TASK PROMPT:
Find and copy each line in the material below where the string "SAYYAS" occurs.

-=-=-=-=-

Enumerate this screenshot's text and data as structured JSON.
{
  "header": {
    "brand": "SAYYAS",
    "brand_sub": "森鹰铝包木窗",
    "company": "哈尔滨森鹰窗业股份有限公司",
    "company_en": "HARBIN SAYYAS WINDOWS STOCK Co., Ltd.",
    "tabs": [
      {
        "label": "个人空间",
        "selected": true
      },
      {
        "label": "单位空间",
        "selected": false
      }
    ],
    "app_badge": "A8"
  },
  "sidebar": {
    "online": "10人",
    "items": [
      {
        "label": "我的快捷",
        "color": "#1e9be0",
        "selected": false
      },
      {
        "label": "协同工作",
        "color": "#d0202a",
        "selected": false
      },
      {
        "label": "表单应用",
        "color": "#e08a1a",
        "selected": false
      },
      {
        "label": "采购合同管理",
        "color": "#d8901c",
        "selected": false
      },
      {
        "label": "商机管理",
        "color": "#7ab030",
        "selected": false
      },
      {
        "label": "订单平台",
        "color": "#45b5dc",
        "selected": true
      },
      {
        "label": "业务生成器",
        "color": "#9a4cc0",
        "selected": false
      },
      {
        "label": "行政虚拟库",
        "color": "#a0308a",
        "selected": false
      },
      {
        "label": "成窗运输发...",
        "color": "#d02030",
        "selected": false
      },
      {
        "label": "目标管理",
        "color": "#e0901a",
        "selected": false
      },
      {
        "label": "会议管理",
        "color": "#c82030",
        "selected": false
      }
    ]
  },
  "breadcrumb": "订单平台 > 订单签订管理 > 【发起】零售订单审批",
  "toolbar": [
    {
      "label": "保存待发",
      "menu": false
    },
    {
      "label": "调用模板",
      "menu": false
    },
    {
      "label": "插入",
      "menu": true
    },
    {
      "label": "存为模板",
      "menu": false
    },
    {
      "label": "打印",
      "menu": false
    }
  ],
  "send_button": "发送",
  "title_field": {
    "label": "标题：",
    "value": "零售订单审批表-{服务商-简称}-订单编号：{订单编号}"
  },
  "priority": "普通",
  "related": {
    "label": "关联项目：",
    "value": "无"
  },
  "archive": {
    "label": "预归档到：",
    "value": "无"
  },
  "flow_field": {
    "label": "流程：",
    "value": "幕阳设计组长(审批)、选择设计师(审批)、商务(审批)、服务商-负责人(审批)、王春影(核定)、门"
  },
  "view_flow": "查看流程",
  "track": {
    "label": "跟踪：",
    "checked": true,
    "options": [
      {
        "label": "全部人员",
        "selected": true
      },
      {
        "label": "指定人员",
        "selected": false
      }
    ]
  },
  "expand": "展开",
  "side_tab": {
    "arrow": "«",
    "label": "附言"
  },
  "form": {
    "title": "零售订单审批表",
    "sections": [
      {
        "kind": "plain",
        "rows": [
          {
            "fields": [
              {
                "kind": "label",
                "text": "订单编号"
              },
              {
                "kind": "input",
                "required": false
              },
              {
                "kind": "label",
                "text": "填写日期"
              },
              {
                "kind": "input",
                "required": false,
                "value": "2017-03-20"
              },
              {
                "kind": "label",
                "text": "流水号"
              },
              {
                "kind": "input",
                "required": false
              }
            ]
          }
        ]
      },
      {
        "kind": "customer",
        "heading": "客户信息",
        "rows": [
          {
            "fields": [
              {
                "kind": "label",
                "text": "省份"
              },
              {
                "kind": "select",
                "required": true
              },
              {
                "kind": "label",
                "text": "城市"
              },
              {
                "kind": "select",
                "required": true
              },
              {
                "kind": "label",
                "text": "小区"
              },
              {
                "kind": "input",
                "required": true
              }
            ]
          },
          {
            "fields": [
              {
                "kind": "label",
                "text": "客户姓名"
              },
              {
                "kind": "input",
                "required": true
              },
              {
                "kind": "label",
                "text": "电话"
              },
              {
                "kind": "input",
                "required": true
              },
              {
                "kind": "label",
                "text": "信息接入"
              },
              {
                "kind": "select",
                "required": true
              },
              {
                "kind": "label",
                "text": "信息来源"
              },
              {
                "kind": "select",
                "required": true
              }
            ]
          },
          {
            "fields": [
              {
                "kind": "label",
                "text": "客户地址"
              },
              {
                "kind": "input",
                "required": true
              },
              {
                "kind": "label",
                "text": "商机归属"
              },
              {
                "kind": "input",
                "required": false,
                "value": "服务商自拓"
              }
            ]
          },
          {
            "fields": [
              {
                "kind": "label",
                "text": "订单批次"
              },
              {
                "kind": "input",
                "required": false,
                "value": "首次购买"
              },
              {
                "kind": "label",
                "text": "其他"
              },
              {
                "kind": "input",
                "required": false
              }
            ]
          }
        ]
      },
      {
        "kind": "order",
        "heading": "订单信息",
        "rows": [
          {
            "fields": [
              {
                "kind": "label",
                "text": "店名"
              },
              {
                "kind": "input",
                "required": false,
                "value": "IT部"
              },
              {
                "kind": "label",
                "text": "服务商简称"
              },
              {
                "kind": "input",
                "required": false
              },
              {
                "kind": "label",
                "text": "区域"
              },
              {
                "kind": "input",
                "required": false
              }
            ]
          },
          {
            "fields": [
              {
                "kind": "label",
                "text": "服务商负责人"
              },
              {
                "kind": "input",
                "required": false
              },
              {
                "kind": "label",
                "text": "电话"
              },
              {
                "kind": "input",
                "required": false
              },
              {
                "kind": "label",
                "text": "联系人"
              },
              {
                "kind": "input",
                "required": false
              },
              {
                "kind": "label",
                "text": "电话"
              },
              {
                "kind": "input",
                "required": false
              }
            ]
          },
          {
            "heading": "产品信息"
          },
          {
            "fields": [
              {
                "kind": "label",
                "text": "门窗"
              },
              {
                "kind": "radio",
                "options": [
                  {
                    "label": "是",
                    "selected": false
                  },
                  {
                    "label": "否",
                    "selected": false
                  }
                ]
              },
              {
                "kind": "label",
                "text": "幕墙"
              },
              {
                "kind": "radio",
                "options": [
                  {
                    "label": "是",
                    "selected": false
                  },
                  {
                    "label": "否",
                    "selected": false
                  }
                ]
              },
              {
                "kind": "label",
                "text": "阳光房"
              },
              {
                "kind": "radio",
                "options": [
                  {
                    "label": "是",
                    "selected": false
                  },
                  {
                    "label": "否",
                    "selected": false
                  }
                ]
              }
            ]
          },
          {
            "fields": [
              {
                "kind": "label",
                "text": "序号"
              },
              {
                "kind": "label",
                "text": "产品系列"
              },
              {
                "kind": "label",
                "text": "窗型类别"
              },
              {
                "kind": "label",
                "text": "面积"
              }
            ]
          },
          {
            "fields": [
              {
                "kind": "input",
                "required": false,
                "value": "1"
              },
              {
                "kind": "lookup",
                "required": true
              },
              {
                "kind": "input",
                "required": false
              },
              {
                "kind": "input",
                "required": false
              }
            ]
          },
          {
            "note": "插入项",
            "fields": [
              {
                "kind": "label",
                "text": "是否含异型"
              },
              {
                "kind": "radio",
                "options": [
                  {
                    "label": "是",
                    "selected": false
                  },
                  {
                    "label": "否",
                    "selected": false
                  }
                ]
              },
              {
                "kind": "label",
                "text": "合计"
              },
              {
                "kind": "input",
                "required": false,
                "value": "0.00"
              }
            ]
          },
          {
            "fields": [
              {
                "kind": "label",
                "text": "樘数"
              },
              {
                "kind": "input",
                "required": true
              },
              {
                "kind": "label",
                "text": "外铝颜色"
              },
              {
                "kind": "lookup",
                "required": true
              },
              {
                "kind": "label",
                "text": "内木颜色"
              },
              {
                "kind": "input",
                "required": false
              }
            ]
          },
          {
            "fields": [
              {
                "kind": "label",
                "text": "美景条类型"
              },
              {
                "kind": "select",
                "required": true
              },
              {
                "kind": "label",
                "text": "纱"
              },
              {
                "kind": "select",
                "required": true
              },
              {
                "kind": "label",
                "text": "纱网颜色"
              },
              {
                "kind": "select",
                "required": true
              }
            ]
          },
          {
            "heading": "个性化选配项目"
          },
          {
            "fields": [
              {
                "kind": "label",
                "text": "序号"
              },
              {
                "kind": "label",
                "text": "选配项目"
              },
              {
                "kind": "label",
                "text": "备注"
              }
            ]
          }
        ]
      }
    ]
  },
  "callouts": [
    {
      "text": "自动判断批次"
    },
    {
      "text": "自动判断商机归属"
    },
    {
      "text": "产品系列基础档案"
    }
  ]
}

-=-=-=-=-

REPLY:
    "brand": "SAYYAS",
    "company_en": "HARBIN SAYYAS WINDOWS STOCK Co., Ltd.",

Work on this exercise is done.